House Financial Services Chairman Barney Frank (D-MA) today indicated that he would like to see some funds be set aside to help prevent foreclosure for homeowners who have lost their jobs. He indicates that such a bailout would be different from the earlier homeowner bailout, which sought mostly to prevent homeowners with mortgages they could not afford from losing their homes. This time, the borrowers used to be able to pay their mortgage -- before they lost their job.
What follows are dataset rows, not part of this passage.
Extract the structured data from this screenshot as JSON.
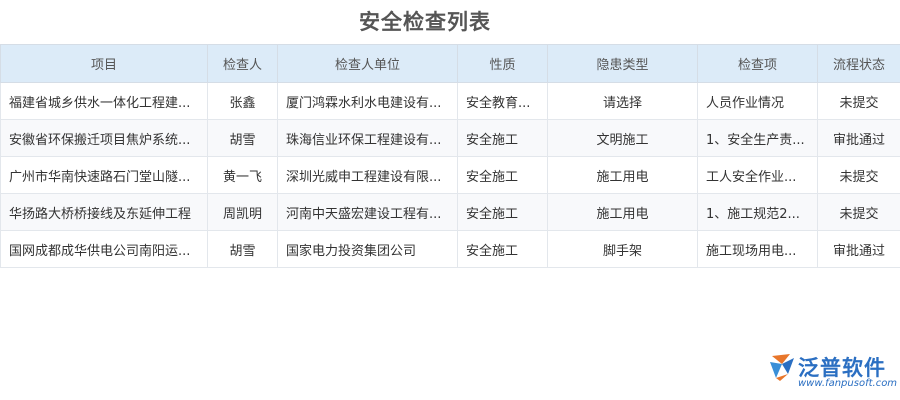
{
  "page": {
    "title": "安全检查列表"
  },
  "table": {
    "columns": [
      "项目",
      "检查人",
      "检查人单位",
      "性质",
      "隐患类型",
      "检查项",
      "流程状态"
    ],
    "rows": [
      {
        "project": "福建省城乡供水一体化工程建...",
        "inspector": "张鑫",
        "unit": "厦门鸿霖水利水电建设有...",
        "nature": "安全教育...",
        "hazard": "请选择",
        "item": "人员作业情况",
        "status": "未提交",
        "status_kind": "pending"
      },
      {
        "project": "安徽省环保搬迁项目焦炉系统...",
        "inspector": "胡雪",
        "unit": "珠海信业环保工程建设有...",
        "nature": "安全施工",
        "hazard": "文明施工",
        "item": "1、安全生产责...",
        "status": "审批通过",
        "status_kind": "approved"
      },
      {
        "project": "广州市华南快速路石门堂山隧...",
        "inspector": "黄一飞",
        "unit": "深圳光威申工程建设有限...",
        "nature": "安全施工",
        "hazard": "施工用电",
        "item": "工人安全作业...",
        "status": "未提交",
        "status_kind": "pending"
      },
      {
        "project": "华扬路大桥桥接线及东延伸工程",
        "inspector": "周凯明",
        "unit": "河南中天盛宏建设工程有...",
        "nature": "安全施工",
        "hazard": "施工用电",
        "item": "1、施工规范2...",
        "status": "未提交",
        "status_kind": "pending"
      },
      {
        "project": "国网成都成华供电公司南阳运...",
        "inspector": "胡雪",
        "unit": "国家电力投资集团公司",
        "nature": "安全施工",
        "hazard": "脚手架",
        "item": "施工现场用电...",
        "status": "审批通过",
        "status_kind": "approved"
      }
    ]
  },
  "colors": {
    "header_bg": "#dcebf8",
    "link": "#2a77c9",
    "pending": "#1a2fcf",
    "approved": "#2e8b2e",
    "brand": "#2b6fc2"
  },
  "branding": {
    "name": "泛普软件",
    "url": "www.fanpusoft.com",
    "icon": "fanpu-logo-icon"
  }
}
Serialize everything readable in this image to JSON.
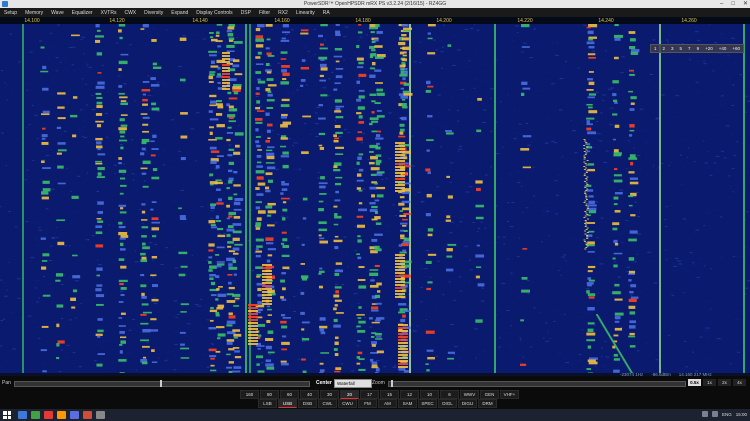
{
  "window": {
    "title": "PowerSDR™ OpenHPSDR mRX PS v3.2.24 (2/16/15)   -   RZ4GG",
    "controls": [
      "–",
      "□",
      "✕"
    ]
  },
  "menu": [
    "Setup",
    "Memory",
    "Wave",
    "Equalizer",
    "XVTRs",
    "CWX",
    "Diversity",
    "Expand",
    "Display Controls",
    "DSP",
    "Filter",
    "RX2",
    "Linearity",
    "RA"
  ],
  "freq_axis": {
    "labels": [
      "14.100",
      "14.120",
      "14.140",
      "14.160",
      "14.180",
      "14.200",
      "14.220",
      "14.240",
      "14.260"
    ],
    "color": "#e3c84b"
  },
  "waterfall": {
    "overlay_buttons": [
      "1",
      "2",
      "3",
      "5",
      "7",
      "9",
      "+20",
      "+40",
      "+60"
    ],
    "status_left": "-23074 1Hz",
    "status_mid": "-86.6dBm",
    "status_right": "14.160 217 MHz",
    "colors": {
      "bg": "#0a1a6e",
      "signal": "#f0c040",
      "peak": "#ff4020",
      "mid": "#3bbf6a"
    }
  },
  "controls": {
    "pan_label": "Pan",
    "center_label": "Center",
    "display_mode": "Waterfall",
    "zoom_label": "Zoom",
    "zoom_buttons": [
      "0.5x",
      "1x",
      "2x",
      "4x"
    ],
    "zoom_active": "0.5x"
  },
  "bands": [
    "160",
    "80",
    "60",
    "40",
    "30",
    "20",
    "17",
    "15",
    "12",
    "10",
    "6",
    "WWV",
    "GEN",
    "VHF+"
  ],
  "band_active": "20",
  "modes": [
    "LSB",
    "USB",
    "DSB",
    "CWL",
    "CWU",
    "FM",
    "AM",
    "SAM",
    "SPEC",
    "DIGL",
    "DIGU",
    "DRM"
  ],
  "mode_active": "USB",
  "taskbar": {
    "language": "ENG",
    "time": "15:00",
    "app_icons": [
      "start-icon",
      "file-explorer-icon",
      "chrome-icon",
      "opera-icon",
      "media-icon",
      "powersdr-icon",
      "app-icon",
      "app-icon"
    ],
    "app_colors": [
      "#3b78d8",
      "#43a047",
      "#e53935",
      "#ff9800",
      "#5b6ee1",
      "#d04d3c",
      "#888888"
    ]
  }
}
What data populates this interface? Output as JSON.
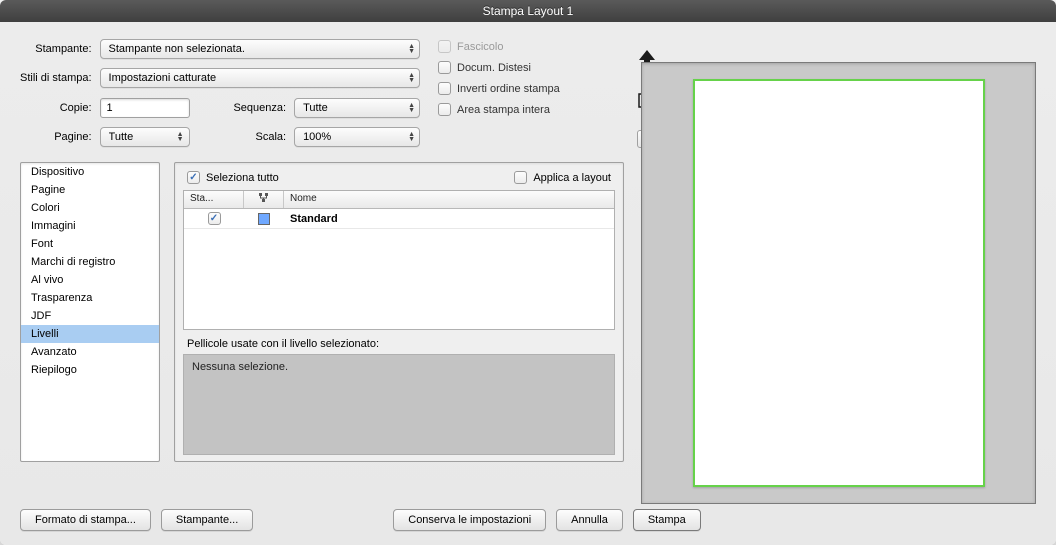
{
  "window": {
    "title": "Stampa Layout 1"
  },
  "form": {
    "printer_label": "Stampante:",
    "printer_value": "Stampante non selezionata.",
    "styles_label": "Stili di stampa:",
    "styles_value": "Impostazioni catturate",
    "copies_label": "Copie:",
    "copies_value": "1",
    "sequence_label": "Sequenza:",
    "sequence_value": "Tutte",
    "pages_label": "Pagine:",
    "pages_value": "Tutte",
    "scale_label": "Scala:",
    "scale_value": "100%"
  },
  "checkboxes": {
    "fascicolo": "Fascicolo",
    "docum_distesi": "Docum. Distesi",
    "inverti": "Inverti ordine stampa",
    "area_intera": "Area stampa intera"
  },
  "help": "?",
  "sidebar": {
    "items": [
      "Dispositivo",
      "Pagine",
      "Colori",
      "Immagini",
      "Font",
      "Marchi di registro",
      "Al vivo",
      "Trasparenza",
      "JDF",
      "Livelli",
      "Avanzato",
      "Riepilogo"
    ],
    "selected_index": 9
  },
  "detail": {
    "select_all": "Seleziona tutto",
    "apply_layout": "Applica a layout",
    "columns": {
      "c1": "Sta...",
      "c2": "",
      "c3": "Nome"
    },
    "row": {
      "name": "Standard"
    },
    "pellicole_label": "Pellicole usate con il livello selezionato:",
    "pellicole_text": "Nessuna selezione."
  },
  "buttons": {
    "page_setup": "Formato di stampa...",
    "printer": "Stampante...",
    "save_settings": "Conserva le impostazioni",
    "cancel": "Annulla",
    "print": "Stampa"
  }
}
Now facing prolonged unemployment, those Americans' homes are also in jeopardy.
Here's what Frank said, via Bloomberg:
"We have a new wave of foreclosures coming not from people who got loans that they shouldn't have gotten, but people who got loans that they clearly could afford but prolonged unemployment has put them in a tough situation," said Frank, a Massachusetts Democrat.
I've noted in the past that this effect will increasingly be responsible for foreclosures. Frank intends to introduce legislation next week for $2 billion in rescue funds. I have a few observations.
First, I know that Frank says he does not want there to be overlap between those who qualify for this funding and those who last spring's homeowner bailout was intended for. But I'm not sure how you draw a distinct line. After all, anyone unemployed is probably have trouble coping with a mortgage payment -- whether they could initially afford it or not. Ultimately, however, I'm not convinced a fuzzy line between those two groups matters much to Frank. A prevented foreclosure will be the same goal either way.
What I find most interesting is the exceedingly low amount of funding he expects this will take. $2 billion is a drop in the bucket. Compare that to the $75 billion allocated to the "Making Homes Affordable" program, intended to prevent 7 to 9 million foreclosures. How far will that $2 billion go? Let's crunch some numbers.
For starters, unemployment in September was up to 15.1 million Americans. Many predict that it will be prolonged; a month or two of relief won't help. I would assert that most of these Americans would need at least six months of assistance. Many will remain unemployed for more than a year.
So let's assume this assistance lasts six months, which I think is super-conservative. Using the median home price of $174,100 and fixed rate of 6%, the median monthly mortgage payment is around $1000. Let's say that those Americans only need one-third of that covered -- again highly conservative. The subsidy amounts to $2000 each for that period. That would allow one million Americans to participate in the program -- a small fraction of the 15.1 million who are unemployed as of September.
How much money would Frank need to spend to make this effective? Well, it depends on how long it takes unemployment to come down. I recently noted that some economists think it could take until 2017 before we approach 5% unemployment again. Let's be a bit more optimistic and say it only takes half that time -- until 2013. Assuming 35% unemployed have mortgages (half of the approximately 70% rate of home ownership), given that duration and a linear dissent starting next month (again, highly conservative) he would need more than $62 billion.
That's using all of the same assumptions above, where every unemployed homeowner needs $333 extra per month to keep up with their mortgage. And that's being kind.